_WORK TO COMPLETE_
Copy each line below in which the word "reply" occurs.

_PROVIDED ENTRIES_
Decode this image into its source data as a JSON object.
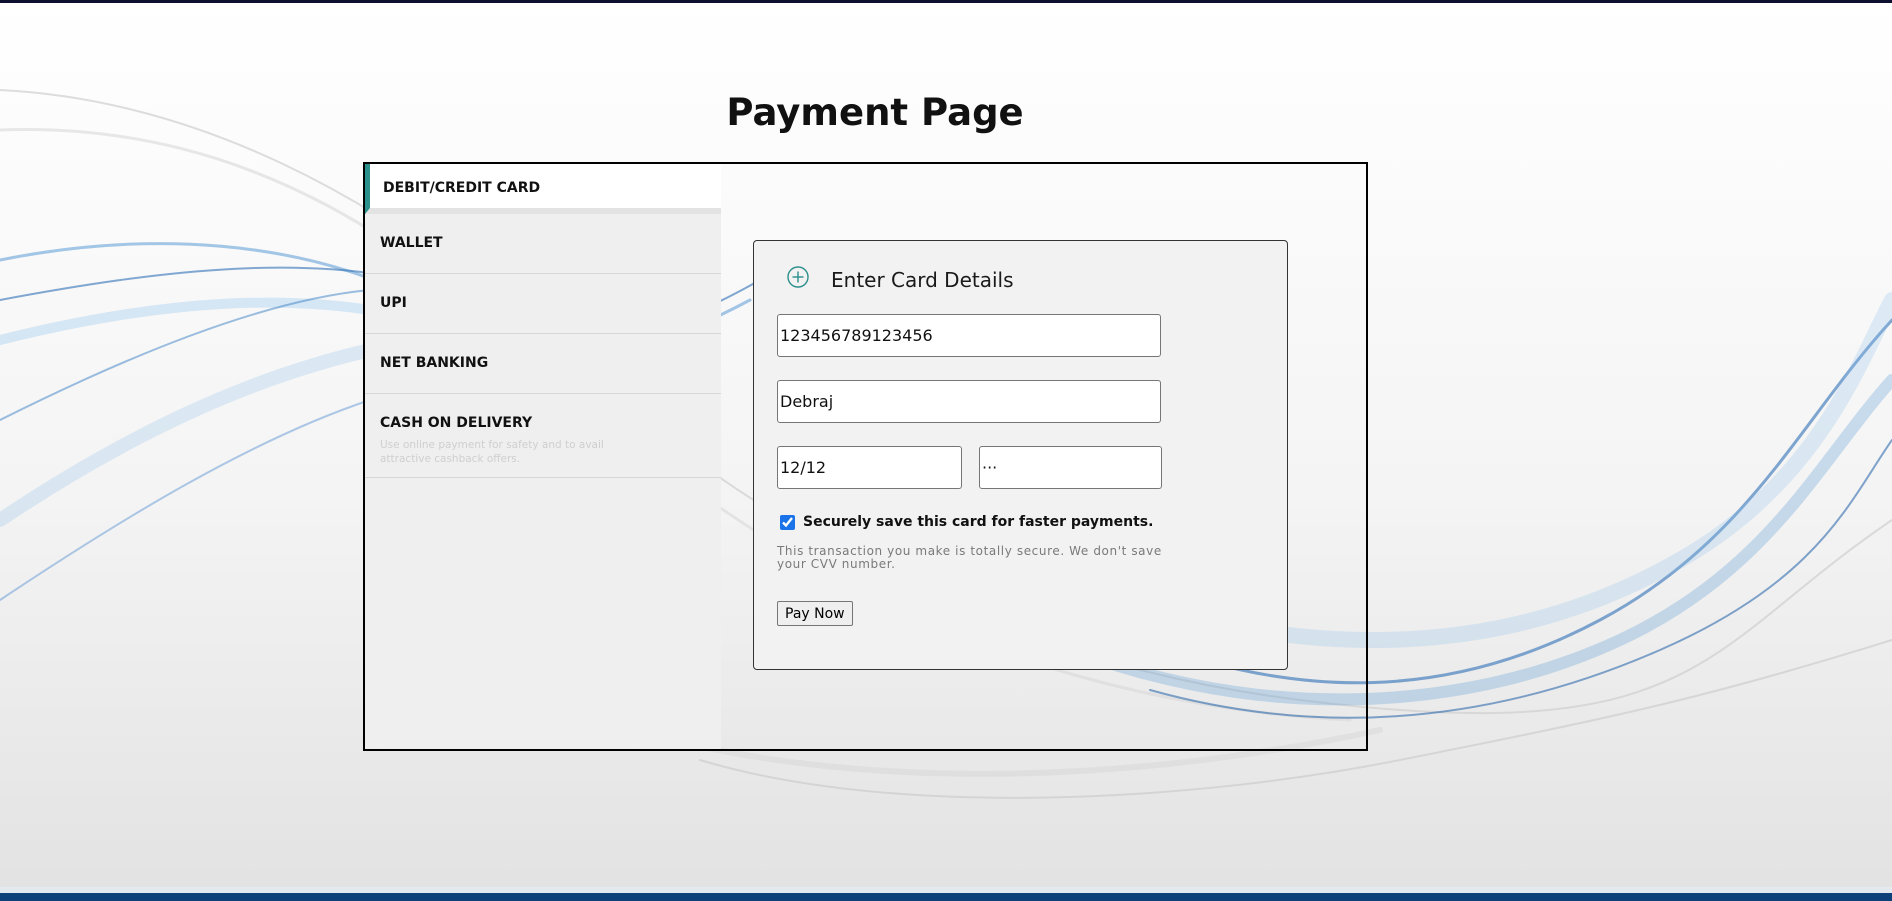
{
  "page": {
    "title": "Payment Page"
  },
  "tabs": [
    {
      "label": "DEBIT/CREDIT CARD",
      "active": true
    },
    {
      "label": "WALLET"
    },
    {
      "label": "UPI"
    },
    {
      "label": "NET BANKING"
    },
    {
      "label": "CASH ON DELIVERY",
      "subtext": "Use online payment for safety and to avail attractive cashback offers."
    }
  ],
  "card_form": {
    "heading": "Enter Card Details",
    "icon": "plus-circle-icon",
    "card_number": "123456789123456",
    "name": "Debraj",
    "expiry": "12/12",
    "cvv": "···",
    "save_label": "Securely save this card for faster payments.",
    "save_checked": true,
    "secure_note": "This transaction you make is totally secure. We don't save your CVV number.",
    "pay_button": "Pay Now"
  },
  "colors": {
    "accent": "#2b8f8b",
    "top_bar": "#0d1030",
    "bottom_bar": "#0e4179",
    "checkbox": "#1a73e8"
  }
}
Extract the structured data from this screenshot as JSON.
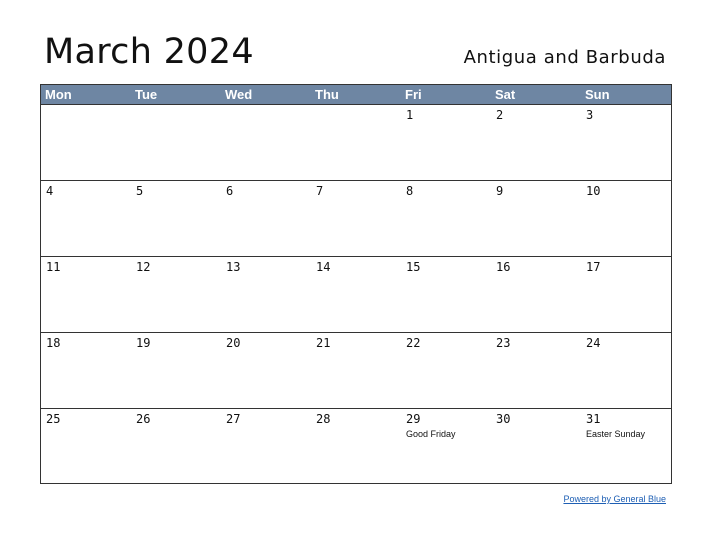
{
  "header": {
    "title": "March 2024",
    "country": "Antigua and Barbuda"
  },
  "colors": {
    "header_background": "#6e86a3",
    "header_text": "#ffffff",
    "grid_line": "#333333",
    "link": "#1e5fb4"
  },
  "calendar": {
    "weekdays": [
      "Mon",
      "Tue",
      "Wed",
      "Thu",
      "Fri",
      "Sat",
      "Sun"
    ],
    "weeks": [
      [
        {
          "day": "",
          "holiday": ""
        },
        {
          "day": "",
          "holiday": ""
        },
        {
          "day": "",
          "holiday": ""
        },
        {
          "day": "",
          "holiday": ""
        },
        {
          "day": "1",
          "holiday": ""
        },
        {
          "day": "2",
          "holiday": ""
        },
        {
          "day": "3",
          "holiday": ""
        }
      ],
      [
        {
          "day": "4",
          "holiday": ""
        },
        {
          "day": "5",
          "holiday": ""
        },
        {
          "day": "6",
          "holiday": ""
        },
        {
          "day": "7",
          "holiday": ""
        },
        {
          "day": "8",
          "holiday": ""
        },
        {
          "day": "9",
          "holiday": ""
        },
        {
          "day": "10",
          "holiday": ""
        }
      ],
      [
        {
          "day": "11",
          "holiday": ""
        },
        {
          "day": "12",
          "holiday": ""
        },
        {
          "day": "13",
          "holiday": ""
        },
        {
          "day": "14",
          "holiday": ""
        },
        {
          "day": "15",
          "holiday": ""
        },
        {
          "day": "16",
          "holiday": ""
        },
        {
          "day": "17",
          "holiday": ""
        }
      ],
      [
        {
          "day": "18",
          "holiday": ""
        },
        {
          "day": "19",
          "holiday": ""
        },
        {
          "day": "20",
          "holiday": ""
        },
        {
          "day": "21",
          "holiday": ""
        },
        {
          "day": "22",
          "holiday": ""
        },
        {
          "day": "23",
          "holiday": ""
        },
        {
          "day": "24",
          "holiday": ""
        }
      ],
      [
        {
          "day": "25",
          "holiday": ""
        },
        {
          "day": "26",
          "holiday": ""
        },
        {
          "day": "27",
          "holiday": ""
        },
        {
          "day": "28",
          "holiday": ""
        },
        {
          "day": "29",
          "holiday": "Good Friday"
        },
        {
          "day": "30",
          "holiday": ""
        },
        {
          "day": "31",
          "holiday": "Easter Sunday"
        }
      ]
    ]
  },
  "footer": {
    "powered_by": "Powered by General Blue"
  }
}
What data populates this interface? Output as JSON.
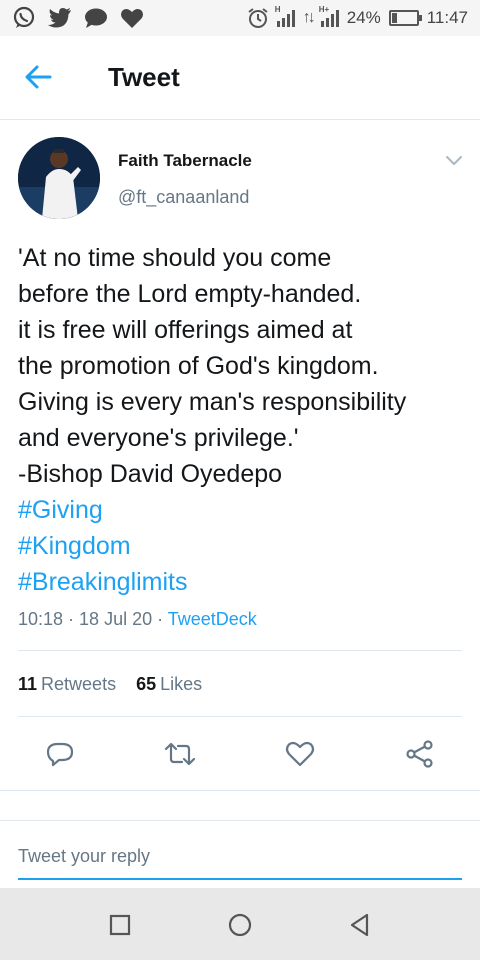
{
  "status_bar": {
    "icons": [
      "whatsapp-icon",
      "twitter-icon",
      "chat-bubble-icon",
      "heart-icon"
    ],
    "battery_percent": "24%",
    "battery_level": 0.24,
    "time": "11:47"
  },
  "header": {
    "back_icon": "arrow-left-icon",
    "title": "Tweet"
  },
  "tweet": {
    "author_name": "Faith Tabernacle",
    "author_handle": "@ft_canaanland",
    "text_lines": [
      "'At no time should you come",
      "before the Lord empty-handed.",
      "it is free will offerings aimed at",
      "the promotion of God's kingdom.",
      "Giving is every man's responsibility",
      "and everyone's privilege.'",
      "-Bishop David Oyedepo"
    ],
    "hashtags": [
      "#Giving",
      "#Kingdom",
      "#Breakinglimits"
    ],
    "timestamp": "10:18 · 18 Jul 20 · ",
    "source": "TweetDeck",
    "retweets_count": "11",
    "retweets_label": "Retweets",
    "likes_count": "65",
    "likes_label": "Likes"
  },
  "actions": [
    "reply-icon",
    "retweet-icon",
    "like-icon",
    "share-icon"
  ],
  "reply": {
    "placeholder": "Tweet your reply"
  },
  "colors": {
    "accent": "#1da1f2",
    "secondary_text": "#657786",
    "divider": "#e1e8ed"
  }
}
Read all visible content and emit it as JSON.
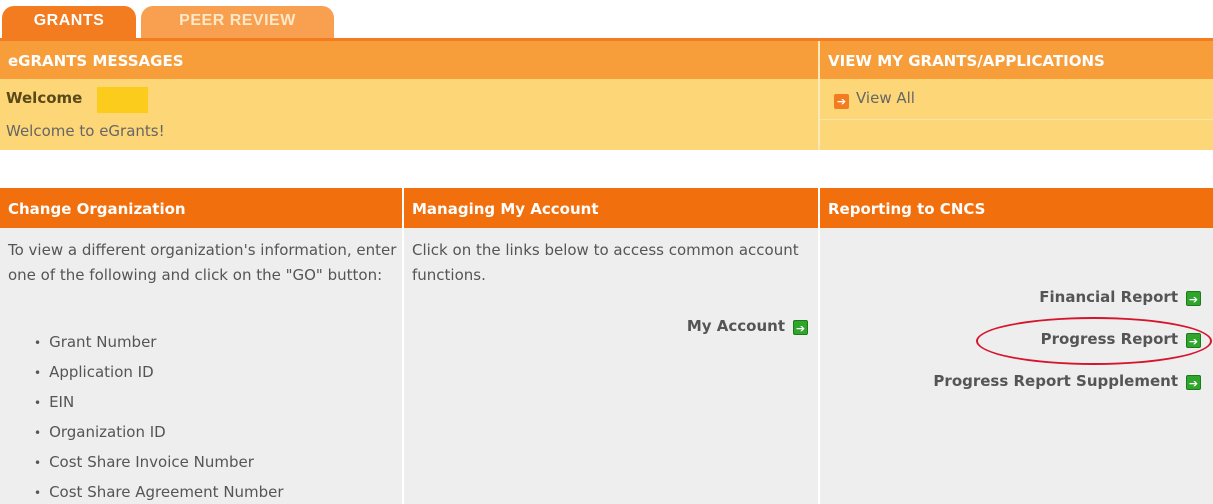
{
  "tabs": [
    {
      "label": "GRANTS"
    },
    {
      "label": "PEER REVIEW"
    }
  ],
  "messages": {
    "header": "eGRANTS MESSAGES",
    "welcome_label": "Welcome",
    "welcome_text": "Welcome to eGrants!"
  },
  "grants": {
    "header": "VIEW MY GRANTS/APPLICATIONS",
    "view_all": "View All"
  },
  "change_org": {
    "header": "Change Organization",
    "description": "To view a different organization's information, enter one of the following and click on the \"GO\" button:",
    "items": [
      "Grant Number",
      "Application ID",
      "EIN",
      "Organization ID",
      "Cost Share Invoice Number",
      "Cost Share Agreement Number"
    ]
  },
  "account": {
    "header": "Managing My Account",
    "description": "Click on the links below to access common account functions.",
    "my_account": "My Account"
  },
  "reporting": {
    "header": "Reporting to CNCS",
    "links": [
      "Financial Report",
      "Progress Report",
      "Progress Report Supplement"
    ]
  },
  "colors": {
    "accent_orange": "#f47c20",
    "header_orange": "#f26f0d",
    "panel_yellow": "#fdd677",
    "link_arrow_green": "#2fa52b",
    "annotation_red": "#d6142c"
  }
}
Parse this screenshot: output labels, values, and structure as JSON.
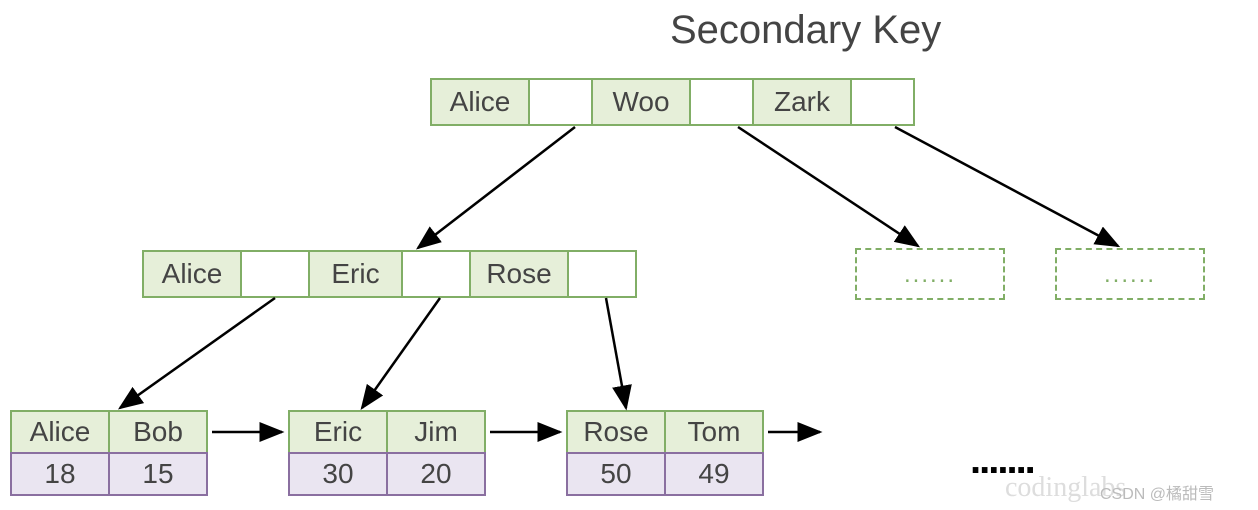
{
  "title": "Secondary Key",
  "root": {
    "keys": [
      "Alice",
      "Woo",
      "Zark"
    ]
  },
  "internal_level2": {
    "keys": [
      "Alice",
      "Eric",
      "Rose"
    ]
  },
  "leaf1": {
    "keys": [
      "Alice",
      "Bob"
    ],
    "vals": [
      "18",
      "15"
    ]
  },
  "leaf2": {
    "keys": [
      "Eric",
      "Jim"
    ],
    "vals": [
      "30",
      "20"
    ]
  },
  "leaf3": {
    "keys": [
      "Rose",
      "Tom"
    ],
    "vals": [
      "50",
      "49"
    ]
  },
  "dashed_placeholder": "......",
  "ellipsis": ".......",
  "watermark": "codinglabs",
  "csdn": "CSDN @橘甜雪"
}
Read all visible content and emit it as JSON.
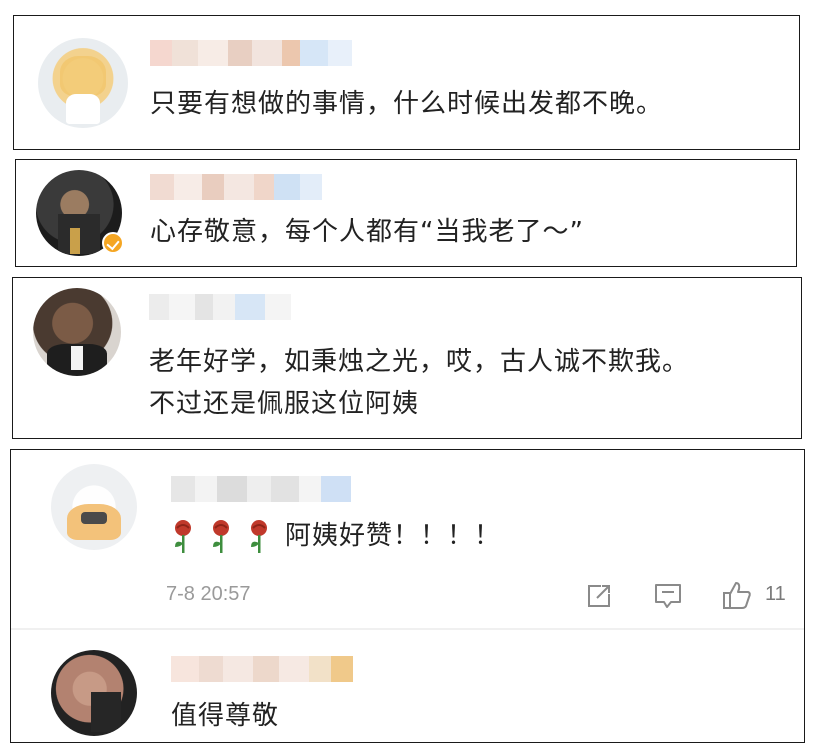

_TASK OUTPUT_
    "reply-icon",
  "reply": {
    "placeholder": "Tweet your reply"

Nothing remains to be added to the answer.